The line 40 in FIG. 3 shows the ACF R (τ) of the sign function of a yarn signal with a periodic portion wherein the period length has been determined with τx at a peak 41, for example, with 15 cm wavelength. The peak 41 means that a predominantly coinciding polarity is determined at intervals of 15 cm, for example, more frequently than in intervals of 20 cm. This peak is repeated at 42 (2 τx, at 3 τx and so forth), which is a fundamental pproperty of the ACF.
The value P according to equation 3 corresponds to the area above the abscissa minus the area below the abscissa. This value is larger if a peak 41 is present as a result of a periodic portion in the yarn signal than when this is not the case.
Since the length of a period which is present in all cases is not known in advance, it is not sufficient to calculate the ACF merely for a particular value of τ. Rather, it is determined for a range τ2 -τ1, in which periods are possible or expected.
FIG. 4 shows an ACF 44 with a period of 5 cm. The first peak 45 which represents the fundamental wave lies beneath the range τ1 =10 cm to τ2 =24 cm which may be measured in the example according to FIG. 3. The harmonics with peaks 46, 47, 48, however, lie within this range.
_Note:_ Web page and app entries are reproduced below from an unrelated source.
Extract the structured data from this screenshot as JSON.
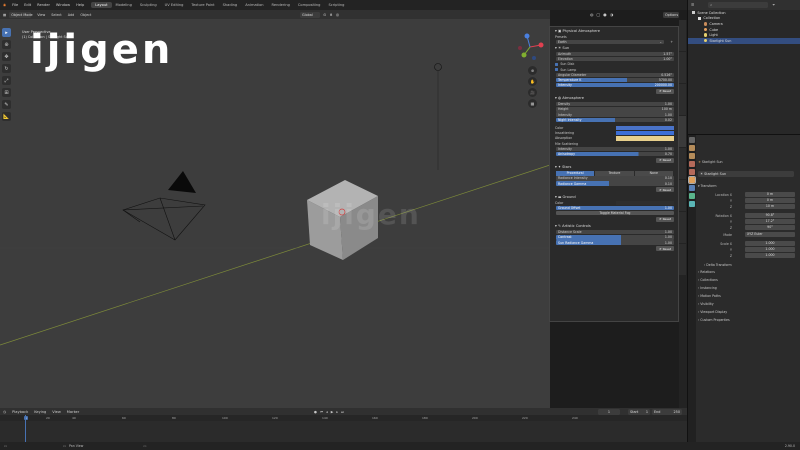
{
  "menu": {
    "items": [
      "File",
      "Edit",
      "Render",
      "Window",
      "Help"
    ],
    "workspaces": [
      "Layout",
      "Modeling",
      "Sculpting",
      "UV Editing",
      "Texture Paint",
      "Shading",
      "Animation",
      "Rendering",
      "Compositing",
      "Scripting"
    ],
    "active_workspace": "Layout",
    "scene_label": "Scene",
    "view_layer_label": "View Layer"
  },
  "viewport": {
    "mode": "Object Mode",
    "header_items": [
      "View",
      "Select",
      "Add",
      "Object"
    ],
    "orientation": "Global",
    "options_label": "Options",
    "info_line1": "User Perspective",
    "info_line2": "(1) Collection | Starlight Sun",
    "logo_text": "ijigen",
    "watermark_text": "ijigen"
  },
  "npanel": {
    "title": "Physical Atmosphere",
    "presets_label": "Presets",
    "preset_value": "Earth",
    "sun": {
      "header": "Sun",
      "azimuth_label": "Azimuth",
      "azimuth": "1.57°",
      "elevation_label": "Elevation",
      "elevation": "1.00°",
      "sun_disk": "Sun Disk",
      "sun_lamp": "Sun Lamp",
      "angular_label": "Angular Diameter",
      "angular": "0.526°",
      "temperature_label": "Temperature K",
      "temperature": "5700.00",
      "intensity_label": "Intensity",
      "intensity": "200000.00",
      "reset": "Reset"
    },
    "atmosphere": {
      "header": "Atmosphere",
      "density_label": "Density",
      "density": "1.00",
      "height_label": "Height",
      "height": "100 m",
      "intensity_label": "Intensity",
      "intensity": "1.00",
      "night_label": "Night Intensity",
      "night": "0.02",
      "color_label": "Color",
      "inscattering_label": "Inscattering",
      "absorption_label": "Absorption",
      "mie_label": "Mie Scattering",
      "mie_intensity_label": "Intensity",
      "mie_intensity": "1.00",
      "anisotropy_label": "Anisotropy",
      "anisotropy": "0.70",
      "reset": "Reset"
    },
    "stars": {
      "header": "Stars",
      "tabs": [
        "Procedural",
        "Texture",
        "None"
      ],
      "radiance_label": "Radiance Intensity",
      "radiance": "0.10",
      "radiance_gamma_label": "Radiance Gamma",
      "radiance_gamma": "0.10",
      "reset": "Reset"
    },
    "ground": {
      "header": "Ground",
      "color_label": "Color",
      "offset_label": "Ground Offset",
      "offset": "1.00",
      "toggle_label": "Toggle Material Fog",
      "reset": "Reset"
    },
    "artistic": {
      "header": "Artistic Controls",
      "distance_label": "Distance Scale",
      "distance": "1.00",
      "contrast_label": "Contrast",
      "contrast": "1.00",
      "saturation_label": "Sun Radiance Gamma",
      "saturation": "1.00",
      "reset": "Reset"
    }
  },
  "outliner": {
    "root": "Scene Collection",
    "items": [
      {
        "name": "Collection",
        "color": "#e0e0e0"
      },
      {
        "name": "Camera",
        "color": "#c98c5b"
      },
      {
        "name": "Cube",
        "color": "#e6a15e"
      },
      {
        "name": "Light",
        "color": "#e6d06e"
      },
      {
        "name": "Starlight Sun",
        "color": "#e6d06e"
      }
    ]
  },
  "properties": {
    "object_name": "Starlight Sun",
    "transform_header": "Transform",
    "location_label": "Location X",
    "location": [
      "0 m",
      "0 m",
      "10 m"
    ],
    "rotation_label": "Rotation X",
    "rotation": [
      "90.8°",
      "17.2°",
      "90°"
    ],
    "mode_label": "Mode",
    "mode_value": "XYZ Euler",
    "scale_label": "Scale X",
    "scale": [
      "1.000",
      "1.000",
      "1.000"
    ],
    "delta_label": "Delta Transform",
    "sections": [
      "Relations",
      "Collections",
      "Instancing",
      "Motion Paths",
      "Visibility",
      "Viewport Display",
      "Custom Properties"
    ]
  },
  "timeline": {
    "menu": [
      "Playback",
      "Keying",
      "View",
      "Marker"
    ],
    "current_frame": "1",
    "start_label": "Start",
    "start": "1",
    "end_label": "End",
    "end": "250",
    "ticks": [
      "0",
      "20",
      "40",
      "60",
      "80",
      "100",
      "120",
      "140",
      "160",
      "180",
      "200",
      "220",
      "240"
    ]
  },
  "status": {
    "hint": "Pan View",
    "version": "2.90.0"
  },
  "colors": {
    "accent": "#4772b3",
    "atm_color1": "#4a73c8",
    "atm_color2": "#3d6fd6",
    "atm_color3": "#e8d08c"
  }
}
Periods with shorter wavelengths may thus also be detected with a measurement range τ2 to τ1 from 10 to 24 cm.
While I have shown and described several embodiments in accordance with the present invention, it is understood that the same is not limited thereto but is susceptible of numerous changes and modifications as known to those of skill in the art; and, I therefore do not wish to be limited to the details shown and described herein but intend to cover all such changes and modifications as are obvious to those of ordinary skill in the art.
|Cited Patent||Filing date||Publication date||Applicant||Title|
|US4007457 *||Jan 24, 1975||Feb 8, 1977||Zellweger, Ltd.||Method of and apparatus for detecting faults in the operation of open-end spinning machines|
|US4051722 *||Feb 22, 1977||Oct 4, 1977||Zellweger, Ltd.||Method and apparatus for measuring irregularities in the cross-section of yarns, roving, bands and the like|
|Citing Patent||Filing date||Publication date||Applicant||Title|
|US4758968 *||May 16, 1985||Jul 19, 1988||North Carolina State University||Method and apparatus for continuously measuring the variability of textile strands|
|US5592849 *||Nov 13, 1995||Jan 14, 1997||Murata Kikai Kabushiki Kaisha||Yarn uneveness information analyzing apparatus|
|US6062074 *||Dec 7, 1998||May 16, 2000||Zellweger Luwa Ag||Method for detecting periodic defects in a test material moved longitudinally|
|US6112508 *||Dec 7, 1998||Sep 5, 2000||Zellweger Luwa Ag||Device for monitoring yarns on ring spinning machines|
|US6134871 *||Oct 23, 1998||Oct 24, 2000||Murata Kikai Kabushiki Kaisha||Individual-spindle-drive type textile machine|
|US6422072 *||Mar 23, 1999||Jul 23, 2002||Zellweger Luwa Ag||Device for measuring properties of a longitudinally moved specimen such as yarn|
|U.S. Classification||73/160, 57/265|
|International Classification||G01B7/12, B65H63/06, D01H13/32|
|Cooperative Classification||B65H2701/31, B65H63/062|